Very! As I’m self-employed I tend to work a lot of hours in any event. I try to write notes to myself whenever I get ideas, then work on them in the evenings or at weekends. Sometimes they make sense, other times I wonder what on earth was going on inside my head.
What made you choose the time period of between the two world wars?
I think it’s a very interesting period – before mass communication (particularly television) became accessible to all and started to make the whole country look, sound and act more alike.
Where did the inspiration for Harry Cocque come from?
If I told you the real story you’d never believe me! Or maybe you would. It started as a bit of a private joke but then it just grew and grew like Topsy. And people who eat too many chips.
What did you enjoy most about expanding on your characters’ universe beyond the first three stories?
It suddenly dawned on me that there were (almost) no limits as to what they could get up to. This was both very liberating and very scary at the same time.
Do your characters ever surprise you?
I’m probably more surprised by the fact that very often a story ends up moving in an entirely different direction to that which I originally intended.
Was self-publishing your first choice? What made you choose it?
Yes it was always my first choice. As a complete novice I thought it would be the perfect way for me to ‘test the water’.
Do you have any advice for writers who are just starting out or are struggling with their own projects?
There are days when absolutely nothing works, but be patient and things will change. Also, don’t be afraid to go back and look at previous work again and again.
Any final thoughts?
You might be interested to know that Harry tweets!

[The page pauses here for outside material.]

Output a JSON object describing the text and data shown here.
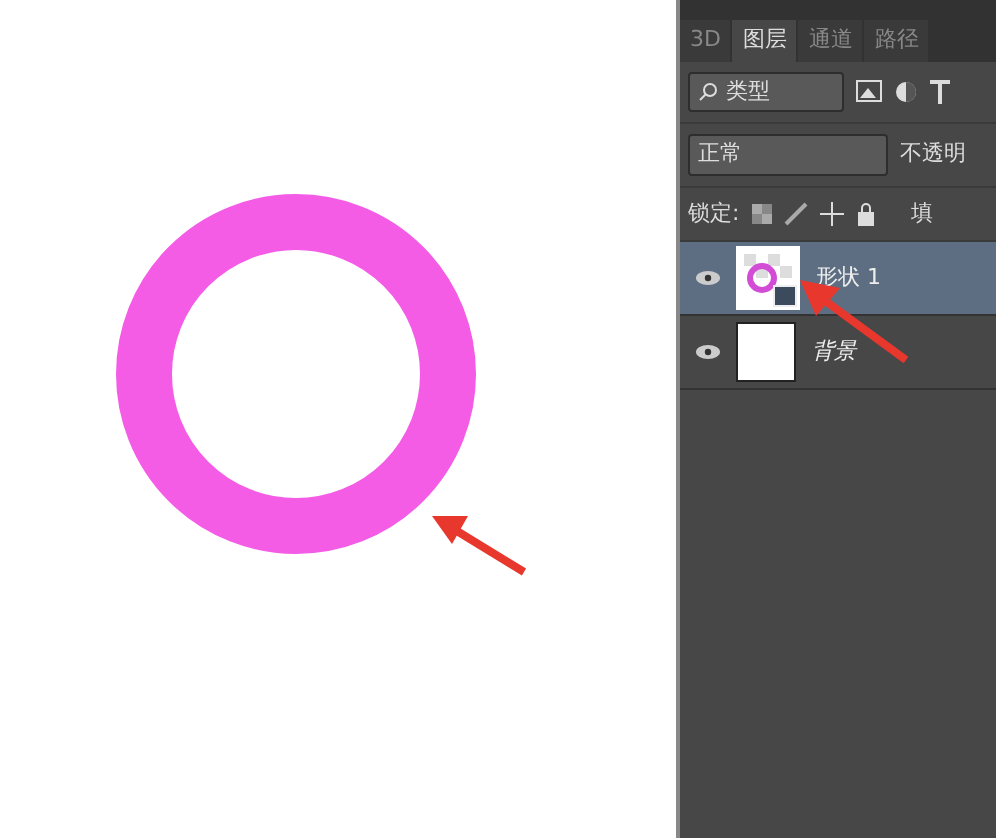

What would they have made of Twitter in the 1930s? Or an iPad? Or Bargain Hunt? We can only imagine…
Colin Baine is the author of Harry Cocque: That’s Reet Boy!, a collection of short stories written from the perspective of an elderly man named Harry. This collection focuses on Harry’s childhood in Dorset where the author himself resides.